how do you know whether a class has expired? The answer is that the shortest path to
that node is the quickest way that you can reach that node -- if the shortest path is *s*,
then you can get to that node by month *s*. For example, in both examples 1 and
2, the shortest path to node [1,1] is 1, so you can get to that node by month 1. To
leave the node, you have to take a class that expires in a month greater than one.
In example 2, there are no such classes, so you cannot leave that node.

- Push node [0,0] onto a BFS queue.
- Process the queue -- when you process a node, you know the shortest path to the node. That allows you to run through all the classes in order and see which ones have not expired. For all unexpired classes, use the ones that will take you from the node to a node that is not already on the BFS queue. Add those new nodes to the BFS queue. When you reach a node that has the required T and P, you're done!
- Of course, you have maintain the path length, a back pointer and you have to record which class got you to each node. That allows you to construct the final return value when you're done.

class Node { public: int T; int P; int back_class; Node *back_node; int path_length; }; |

**Back_class** is the number of the class that got me to this node.
**Back_node** is a pointer to the previous node in the shortest path.
**path_length** is the length of the shortest path to each node.

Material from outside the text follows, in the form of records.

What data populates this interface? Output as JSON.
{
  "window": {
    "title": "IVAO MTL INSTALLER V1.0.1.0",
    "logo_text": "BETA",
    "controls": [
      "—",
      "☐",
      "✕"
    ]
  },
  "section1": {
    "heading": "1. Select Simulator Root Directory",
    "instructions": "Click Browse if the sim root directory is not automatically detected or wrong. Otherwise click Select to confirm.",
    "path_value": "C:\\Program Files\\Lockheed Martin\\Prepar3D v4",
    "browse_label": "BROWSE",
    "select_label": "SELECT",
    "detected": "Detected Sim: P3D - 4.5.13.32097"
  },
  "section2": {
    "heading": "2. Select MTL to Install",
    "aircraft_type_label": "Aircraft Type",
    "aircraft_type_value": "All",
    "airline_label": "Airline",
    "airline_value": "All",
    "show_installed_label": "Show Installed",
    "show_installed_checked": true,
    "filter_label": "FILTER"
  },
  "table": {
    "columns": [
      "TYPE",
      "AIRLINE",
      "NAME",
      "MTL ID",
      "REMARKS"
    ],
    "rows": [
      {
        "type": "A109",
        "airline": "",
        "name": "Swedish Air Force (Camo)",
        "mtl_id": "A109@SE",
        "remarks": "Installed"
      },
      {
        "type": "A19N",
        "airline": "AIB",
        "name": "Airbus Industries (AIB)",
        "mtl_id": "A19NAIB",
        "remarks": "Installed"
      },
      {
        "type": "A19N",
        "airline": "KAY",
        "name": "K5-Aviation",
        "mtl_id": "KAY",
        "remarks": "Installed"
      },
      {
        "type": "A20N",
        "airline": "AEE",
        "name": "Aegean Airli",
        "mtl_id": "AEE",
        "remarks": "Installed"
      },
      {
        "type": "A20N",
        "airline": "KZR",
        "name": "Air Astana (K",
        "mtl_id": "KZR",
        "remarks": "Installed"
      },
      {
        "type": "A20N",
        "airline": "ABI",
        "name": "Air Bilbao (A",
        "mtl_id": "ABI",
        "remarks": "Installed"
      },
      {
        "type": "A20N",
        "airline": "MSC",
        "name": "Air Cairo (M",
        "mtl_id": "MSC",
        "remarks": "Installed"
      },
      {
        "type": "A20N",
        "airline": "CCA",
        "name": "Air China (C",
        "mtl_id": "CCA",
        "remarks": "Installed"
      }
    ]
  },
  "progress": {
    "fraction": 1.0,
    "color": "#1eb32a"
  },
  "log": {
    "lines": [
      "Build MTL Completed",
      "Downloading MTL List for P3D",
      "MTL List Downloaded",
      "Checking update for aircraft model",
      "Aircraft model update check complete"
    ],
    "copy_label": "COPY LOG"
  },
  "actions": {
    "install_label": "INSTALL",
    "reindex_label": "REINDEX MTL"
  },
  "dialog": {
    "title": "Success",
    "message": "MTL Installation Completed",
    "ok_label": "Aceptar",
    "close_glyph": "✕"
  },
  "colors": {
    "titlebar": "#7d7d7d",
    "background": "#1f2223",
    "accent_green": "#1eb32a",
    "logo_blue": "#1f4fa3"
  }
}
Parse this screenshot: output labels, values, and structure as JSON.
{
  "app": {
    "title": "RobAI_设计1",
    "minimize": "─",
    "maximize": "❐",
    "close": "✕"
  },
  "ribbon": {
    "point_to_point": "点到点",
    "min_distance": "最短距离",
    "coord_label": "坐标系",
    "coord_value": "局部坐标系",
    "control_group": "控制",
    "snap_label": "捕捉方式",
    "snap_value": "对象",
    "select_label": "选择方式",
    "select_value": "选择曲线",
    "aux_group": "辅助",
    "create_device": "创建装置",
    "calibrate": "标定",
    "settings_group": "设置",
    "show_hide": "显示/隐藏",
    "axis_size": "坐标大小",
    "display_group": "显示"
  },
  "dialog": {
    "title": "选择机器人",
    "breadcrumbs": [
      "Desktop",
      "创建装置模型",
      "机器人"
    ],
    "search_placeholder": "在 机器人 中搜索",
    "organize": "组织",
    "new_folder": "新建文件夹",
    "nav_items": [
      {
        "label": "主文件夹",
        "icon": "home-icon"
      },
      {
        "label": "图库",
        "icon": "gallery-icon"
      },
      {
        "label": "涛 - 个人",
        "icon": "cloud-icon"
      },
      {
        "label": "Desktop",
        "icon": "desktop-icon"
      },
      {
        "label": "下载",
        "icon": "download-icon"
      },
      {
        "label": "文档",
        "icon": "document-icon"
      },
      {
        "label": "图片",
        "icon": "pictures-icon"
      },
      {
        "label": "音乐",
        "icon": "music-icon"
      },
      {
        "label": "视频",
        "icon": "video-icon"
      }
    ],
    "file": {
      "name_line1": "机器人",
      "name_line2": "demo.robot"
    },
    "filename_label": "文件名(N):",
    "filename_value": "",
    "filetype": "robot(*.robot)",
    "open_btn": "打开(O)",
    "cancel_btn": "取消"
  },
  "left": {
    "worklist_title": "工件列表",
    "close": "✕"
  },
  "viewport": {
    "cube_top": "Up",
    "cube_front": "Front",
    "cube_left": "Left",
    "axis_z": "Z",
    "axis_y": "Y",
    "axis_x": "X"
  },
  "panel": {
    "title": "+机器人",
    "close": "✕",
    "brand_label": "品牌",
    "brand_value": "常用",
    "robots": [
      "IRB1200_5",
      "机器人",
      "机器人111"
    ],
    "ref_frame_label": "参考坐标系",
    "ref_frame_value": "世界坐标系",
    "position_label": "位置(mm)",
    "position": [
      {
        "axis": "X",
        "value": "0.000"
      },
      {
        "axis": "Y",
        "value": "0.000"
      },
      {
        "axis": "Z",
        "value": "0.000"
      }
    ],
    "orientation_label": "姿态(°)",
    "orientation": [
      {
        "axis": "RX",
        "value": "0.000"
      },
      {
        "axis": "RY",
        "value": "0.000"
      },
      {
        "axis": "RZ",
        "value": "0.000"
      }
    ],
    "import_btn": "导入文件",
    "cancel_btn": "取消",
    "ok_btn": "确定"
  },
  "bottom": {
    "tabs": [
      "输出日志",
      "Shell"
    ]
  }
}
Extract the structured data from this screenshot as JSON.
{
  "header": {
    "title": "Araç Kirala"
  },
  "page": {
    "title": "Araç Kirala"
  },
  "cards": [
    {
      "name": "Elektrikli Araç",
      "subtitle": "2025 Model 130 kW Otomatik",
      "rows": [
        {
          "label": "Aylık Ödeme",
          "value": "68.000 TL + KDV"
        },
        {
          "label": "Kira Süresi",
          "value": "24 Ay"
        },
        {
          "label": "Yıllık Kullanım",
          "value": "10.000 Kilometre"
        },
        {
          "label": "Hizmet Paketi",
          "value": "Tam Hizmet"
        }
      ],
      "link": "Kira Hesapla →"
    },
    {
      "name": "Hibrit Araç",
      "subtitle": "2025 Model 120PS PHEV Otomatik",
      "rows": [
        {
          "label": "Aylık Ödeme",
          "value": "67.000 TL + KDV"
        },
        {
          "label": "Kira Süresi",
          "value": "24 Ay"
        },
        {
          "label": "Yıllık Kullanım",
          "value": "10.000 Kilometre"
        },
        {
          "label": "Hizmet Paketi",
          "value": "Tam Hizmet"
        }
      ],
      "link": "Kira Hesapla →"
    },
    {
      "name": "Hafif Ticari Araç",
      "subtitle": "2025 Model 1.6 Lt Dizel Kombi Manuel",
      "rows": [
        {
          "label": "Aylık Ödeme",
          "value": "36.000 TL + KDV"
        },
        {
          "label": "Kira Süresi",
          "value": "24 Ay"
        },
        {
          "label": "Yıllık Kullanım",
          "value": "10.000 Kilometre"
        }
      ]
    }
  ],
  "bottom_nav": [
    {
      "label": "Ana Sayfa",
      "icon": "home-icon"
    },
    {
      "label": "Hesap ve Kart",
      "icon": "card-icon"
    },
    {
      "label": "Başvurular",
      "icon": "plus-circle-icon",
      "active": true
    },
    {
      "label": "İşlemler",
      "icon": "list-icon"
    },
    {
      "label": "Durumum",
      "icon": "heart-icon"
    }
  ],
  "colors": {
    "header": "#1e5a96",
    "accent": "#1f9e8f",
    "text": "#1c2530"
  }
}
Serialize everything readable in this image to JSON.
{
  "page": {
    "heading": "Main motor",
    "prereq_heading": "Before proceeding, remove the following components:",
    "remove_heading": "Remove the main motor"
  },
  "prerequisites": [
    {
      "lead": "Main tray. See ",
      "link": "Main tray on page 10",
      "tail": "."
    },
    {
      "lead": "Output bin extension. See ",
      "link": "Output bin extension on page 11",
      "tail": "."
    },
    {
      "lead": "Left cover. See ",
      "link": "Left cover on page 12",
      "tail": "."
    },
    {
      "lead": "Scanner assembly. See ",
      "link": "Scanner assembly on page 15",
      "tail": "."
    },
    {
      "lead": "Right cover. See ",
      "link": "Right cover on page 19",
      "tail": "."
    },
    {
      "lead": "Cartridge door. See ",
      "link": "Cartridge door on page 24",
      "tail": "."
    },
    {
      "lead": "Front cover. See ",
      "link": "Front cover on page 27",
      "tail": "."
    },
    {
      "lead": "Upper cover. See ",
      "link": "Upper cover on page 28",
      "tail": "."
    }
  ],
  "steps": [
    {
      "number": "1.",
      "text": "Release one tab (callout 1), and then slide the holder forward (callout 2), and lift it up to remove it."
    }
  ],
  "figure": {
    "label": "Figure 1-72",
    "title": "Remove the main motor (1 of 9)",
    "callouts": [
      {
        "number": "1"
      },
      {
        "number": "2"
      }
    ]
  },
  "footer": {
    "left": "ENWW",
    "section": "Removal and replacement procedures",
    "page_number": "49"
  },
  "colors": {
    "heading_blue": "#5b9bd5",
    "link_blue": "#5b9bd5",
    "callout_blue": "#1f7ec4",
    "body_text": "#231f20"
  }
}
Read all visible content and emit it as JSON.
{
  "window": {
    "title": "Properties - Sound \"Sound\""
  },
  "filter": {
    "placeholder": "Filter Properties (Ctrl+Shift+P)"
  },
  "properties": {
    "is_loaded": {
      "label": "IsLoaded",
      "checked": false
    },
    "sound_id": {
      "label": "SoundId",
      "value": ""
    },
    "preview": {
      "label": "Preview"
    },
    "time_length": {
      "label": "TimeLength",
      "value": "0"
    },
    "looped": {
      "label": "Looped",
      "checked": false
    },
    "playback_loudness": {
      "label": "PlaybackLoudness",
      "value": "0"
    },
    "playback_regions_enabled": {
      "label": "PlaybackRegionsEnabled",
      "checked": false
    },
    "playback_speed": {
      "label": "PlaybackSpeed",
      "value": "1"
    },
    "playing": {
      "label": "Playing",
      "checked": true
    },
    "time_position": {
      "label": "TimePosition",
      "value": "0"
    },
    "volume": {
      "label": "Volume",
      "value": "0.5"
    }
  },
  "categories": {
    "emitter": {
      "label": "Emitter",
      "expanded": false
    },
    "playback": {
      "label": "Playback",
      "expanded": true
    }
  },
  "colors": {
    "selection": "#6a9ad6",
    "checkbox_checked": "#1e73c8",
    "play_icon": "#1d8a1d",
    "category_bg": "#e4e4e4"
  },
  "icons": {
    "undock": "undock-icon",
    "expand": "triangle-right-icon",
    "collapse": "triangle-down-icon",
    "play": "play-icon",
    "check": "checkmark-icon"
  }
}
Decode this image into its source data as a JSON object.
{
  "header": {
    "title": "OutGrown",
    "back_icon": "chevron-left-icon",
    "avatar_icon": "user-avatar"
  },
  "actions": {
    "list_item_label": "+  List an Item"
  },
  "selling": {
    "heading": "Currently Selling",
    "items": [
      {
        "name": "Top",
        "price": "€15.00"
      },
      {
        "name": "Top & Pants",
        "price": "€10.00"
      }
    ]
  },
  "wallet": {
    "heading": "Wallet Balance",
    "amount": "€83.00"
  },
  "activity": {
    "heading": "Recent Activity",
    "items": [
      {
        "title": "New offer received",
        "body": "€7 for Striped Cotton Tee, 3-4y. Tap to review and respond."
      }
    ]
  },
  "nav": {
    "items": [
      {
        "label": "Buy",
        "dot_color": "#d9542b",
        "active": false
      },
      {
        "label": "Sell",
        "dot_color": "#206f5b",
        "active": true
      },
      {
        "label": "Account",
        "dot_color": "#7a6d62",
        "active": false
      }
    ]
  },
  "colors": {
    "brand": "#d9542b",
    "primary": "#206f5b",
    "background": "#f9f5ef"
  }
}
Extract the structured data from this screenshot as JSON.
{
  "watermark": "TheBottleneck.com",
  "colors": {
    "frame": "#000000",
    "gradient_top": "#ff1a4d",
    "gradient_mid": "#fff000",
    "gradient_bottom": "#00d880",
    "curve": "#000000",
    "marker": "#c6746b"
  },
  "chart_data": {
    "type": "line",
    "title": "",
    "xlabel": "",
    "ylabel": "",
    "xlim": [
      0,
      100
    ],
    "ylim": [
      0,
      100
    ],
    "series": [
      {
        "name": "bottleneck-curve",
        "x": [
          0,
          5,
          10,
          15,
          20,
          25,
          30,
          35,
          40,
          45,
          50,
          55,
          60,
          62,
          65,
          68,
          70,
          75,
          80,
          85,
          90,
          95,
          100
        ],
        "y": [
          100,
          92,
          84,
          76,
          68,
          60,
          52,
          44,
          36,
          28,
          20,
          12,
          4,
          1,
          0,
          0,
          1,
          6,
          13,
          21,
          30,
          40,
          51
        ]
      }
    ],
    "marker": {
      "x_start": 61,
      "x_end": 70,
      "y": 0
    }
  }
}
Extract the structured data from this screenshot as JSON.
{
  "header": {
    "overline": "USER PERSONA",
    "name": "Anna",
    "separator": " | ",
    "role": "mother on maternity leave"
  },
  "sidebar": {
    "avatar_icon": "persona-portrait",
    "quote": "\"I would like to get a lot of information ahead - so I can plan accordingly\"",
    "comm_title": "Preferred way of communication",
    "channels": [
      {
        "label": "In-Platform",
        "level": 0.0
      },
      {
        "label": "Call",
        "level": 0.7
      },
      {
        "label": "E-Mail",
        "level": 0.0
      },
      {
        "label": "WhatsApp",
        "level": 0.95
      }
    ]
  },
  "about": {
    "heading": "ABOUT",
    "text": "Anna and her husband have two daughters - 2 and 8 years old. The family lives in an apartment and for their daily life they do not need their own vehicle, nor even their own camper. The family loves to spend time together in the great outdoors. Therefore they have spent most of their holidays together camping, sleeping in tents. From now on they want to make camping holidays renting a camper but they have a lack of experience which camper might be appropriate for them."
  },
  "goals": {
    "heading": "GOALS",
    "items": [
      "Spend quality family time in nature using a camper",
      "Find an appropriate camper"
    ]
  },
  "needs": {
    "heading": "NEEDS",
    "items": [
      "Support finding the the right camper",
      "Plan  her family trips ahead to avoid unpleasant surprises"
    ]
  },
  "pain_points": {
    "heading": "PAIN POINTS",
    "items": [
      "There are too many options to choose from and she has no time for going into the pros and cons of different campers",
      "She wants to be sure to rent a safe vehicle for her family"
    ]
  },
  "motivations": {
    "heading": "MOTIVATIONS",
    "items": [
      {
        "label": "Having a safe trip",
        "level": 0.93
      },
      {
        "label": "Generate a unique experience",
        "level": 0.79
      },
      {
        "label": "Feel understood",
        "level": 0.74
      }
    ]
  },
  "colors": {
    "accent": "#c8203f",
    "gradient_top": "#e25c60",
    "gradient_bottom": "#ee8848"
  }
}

I created a doubly-indexed vector of pointers to nodes, and then resized it so
that all values of T and P between 0 and 50 are defined. I created nodes for
each of these, set their values of T and P, and sentinelized **back_node** to
NULL and **path_length** to -1. You'll note that I end up creating more nodes
than I really need. For example, if **skillBound** is 10, there will never
be nodes where both T and P are greater than 10. However, I don't care -- it's
easy to create the nodes in this way.

Then I wrote a BFS routine that first pushes node [0,0] on the queue and then
processes the queue. For each node that I process, I traverse the classes and
determine if there is an edge from that node to another. That's a little tricky.
If there is an edge, then I check to make sure that the node is not already
on the queue by testing to see if **path_length** is equal to -1. If it
passes that test, I set **path_length** and push it on the queue.

If I get to an ending node, where T and P are big enough, I simply print the path length and exit. Note, I'm ignoring expiration here. I test this first program to make sure that it makes sense on the examples:

UNIX>Next, I add expiration. That kills example 2:a.out 0On node [0,0] Considering Class 0: [1,1] Pushing [1,1] from [0,0] - path length 1 On node [1,1] Path found: Length = 1 UNIX>a.out 1On node [0,0] Considering Class 0: [1,2] Considering Class 1: [2,1] Considering Class 2: [1,1] Pushing [1,1] from [0,0] - path length 1 On node [1,1] Considering Class 0: [1,2] Pushing [1,2] from [1,1] - path length 2 Considering Class 1: [2,1] Pushing [2,1] from [1,1] - path length 2 Considering Class 2: [1,1] On node [1,2] Considering Class 0: [1,2] Considering Class 1: [2,1] Pushing [2,2] from [1,2] - path length 3 Considering Class 2: [1,1] On node [2,1] Considering Class 0: [1,2] Considering Class 1: [2,1] Considering Class 2: [1,1] On node [2,2] Path found: Length = 3 UNIX>a.out 2 | tail -n 1Path found: Length = 3 /* This is right because I'm ignoring expiration. */ UNIX>a.out 3 | tail -n 1Path found: Length = 3 UNIX>a.out 4 | tail -n 1Path found: Length = 7 UNIX>a.out 5 | tail -n 1Path found: Length = 2 UNIX>

UNIX>Finally, I add back edges and the back classes, calculate and return the path:a.out 1 | tail -n 1Path found: Length = 3 UNIX>a.out 2 | tail -n 1No path found UNIX>

UNIX>a.out 0{0} UNIX>a.out 1{2 0 1} UNIX>a.out 2UNIX>a.out 3{2 1 0} UNIX>a.out 4{0 1 2 3 4 5 6} UNIX>a.out 5{4 3} UNIX>

If you think about running time complexity, there are 2601 nodes, and each time you process a node, you run through up to 50 classes. 50 times 2601 equals 130,050, and you get roughly 2,000,000 operations with Topcoder -- it should easily run within the time bound.

My code is in **CsCourses.cpp**.